ACTIVITY: Where in the entries below does "excerpt" appear? Copy every line that has it.

Dataset rows describing interfaces:
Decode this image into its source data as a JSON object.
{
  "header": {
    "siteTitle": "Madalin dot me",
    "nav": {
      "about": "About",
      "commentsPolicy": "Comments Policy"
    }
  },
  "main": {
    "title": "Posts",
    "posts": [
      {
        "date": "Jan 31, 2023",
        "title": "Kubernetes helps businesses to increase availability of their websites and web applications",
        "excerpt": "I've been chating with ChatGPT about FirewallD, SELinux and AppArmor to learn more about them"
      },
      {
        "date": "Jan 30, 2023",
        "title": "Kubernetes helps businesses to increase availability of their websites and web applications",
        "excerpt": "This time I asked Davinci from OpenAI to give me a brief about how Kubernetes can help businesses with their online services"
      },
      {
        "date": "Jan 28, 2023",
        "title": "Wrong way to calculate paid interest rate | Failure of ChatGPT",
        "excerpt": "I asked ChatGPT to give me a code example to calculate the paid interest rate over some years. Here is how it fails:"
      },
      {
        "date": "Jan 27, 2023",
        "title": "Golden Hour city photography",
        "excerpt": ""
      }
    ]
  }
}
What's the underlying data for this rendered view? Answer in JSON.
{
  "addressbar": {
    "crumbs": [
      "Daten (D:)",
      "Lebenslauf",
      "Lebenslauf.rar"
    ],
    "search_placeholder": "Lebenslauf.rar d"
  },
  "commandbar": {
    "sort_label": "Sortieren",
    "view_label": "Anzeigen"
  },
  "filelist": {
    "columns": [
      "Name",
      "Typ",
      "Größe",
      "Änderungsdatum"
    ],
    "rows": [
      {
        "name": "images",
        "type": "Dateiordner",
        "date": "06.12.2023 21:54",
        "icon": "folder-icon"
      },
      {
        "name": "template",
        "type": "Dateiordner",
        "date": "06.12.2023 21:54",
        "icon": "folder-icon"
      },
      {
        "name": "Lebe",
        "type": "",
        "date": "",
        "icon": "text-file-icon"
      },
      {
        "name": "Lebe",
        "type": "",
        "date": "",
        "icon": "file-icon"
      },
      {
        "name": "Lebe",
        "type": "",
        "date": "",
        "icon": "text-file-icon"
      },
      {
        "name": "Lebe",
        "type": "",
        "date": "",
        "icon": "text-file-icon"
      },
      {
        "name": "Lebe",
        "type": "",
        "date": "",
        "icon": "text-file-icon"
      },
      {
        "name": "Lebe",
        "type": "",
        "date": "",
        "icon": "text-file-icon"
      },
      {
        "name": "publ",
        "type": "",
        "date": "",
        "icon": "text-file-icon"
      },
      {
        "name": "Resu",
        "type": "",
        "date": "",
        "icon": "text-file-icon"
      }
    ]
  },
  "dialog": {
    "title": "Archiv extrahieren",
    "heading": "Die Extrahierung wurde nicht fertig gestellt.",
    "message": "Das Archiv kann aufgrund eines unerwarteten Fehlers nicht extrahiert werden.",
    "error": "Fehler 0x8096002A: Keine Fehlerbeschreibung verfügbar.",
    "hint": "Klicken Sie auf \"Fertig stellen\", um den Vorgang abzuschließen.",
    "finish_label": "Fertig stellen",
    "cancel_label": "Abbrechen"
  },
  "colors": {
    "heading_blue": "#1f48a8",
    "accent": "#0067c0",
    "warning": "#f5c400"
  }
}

TASK RESULT:
        "excerpt": "I've been chating with ChatGPT about FirewallD, SELinux and AppArmor to learn more about them"
        "excerpt": "This time I asked Davinci from OpenAI to give me a brief about how Kubernetes can help businesses with their online services"
        "excerpt": "I asked ChatGPT to give me a code example to calculate the paid interest rate over some years. Here is how it fails:"
        "excerpt": ""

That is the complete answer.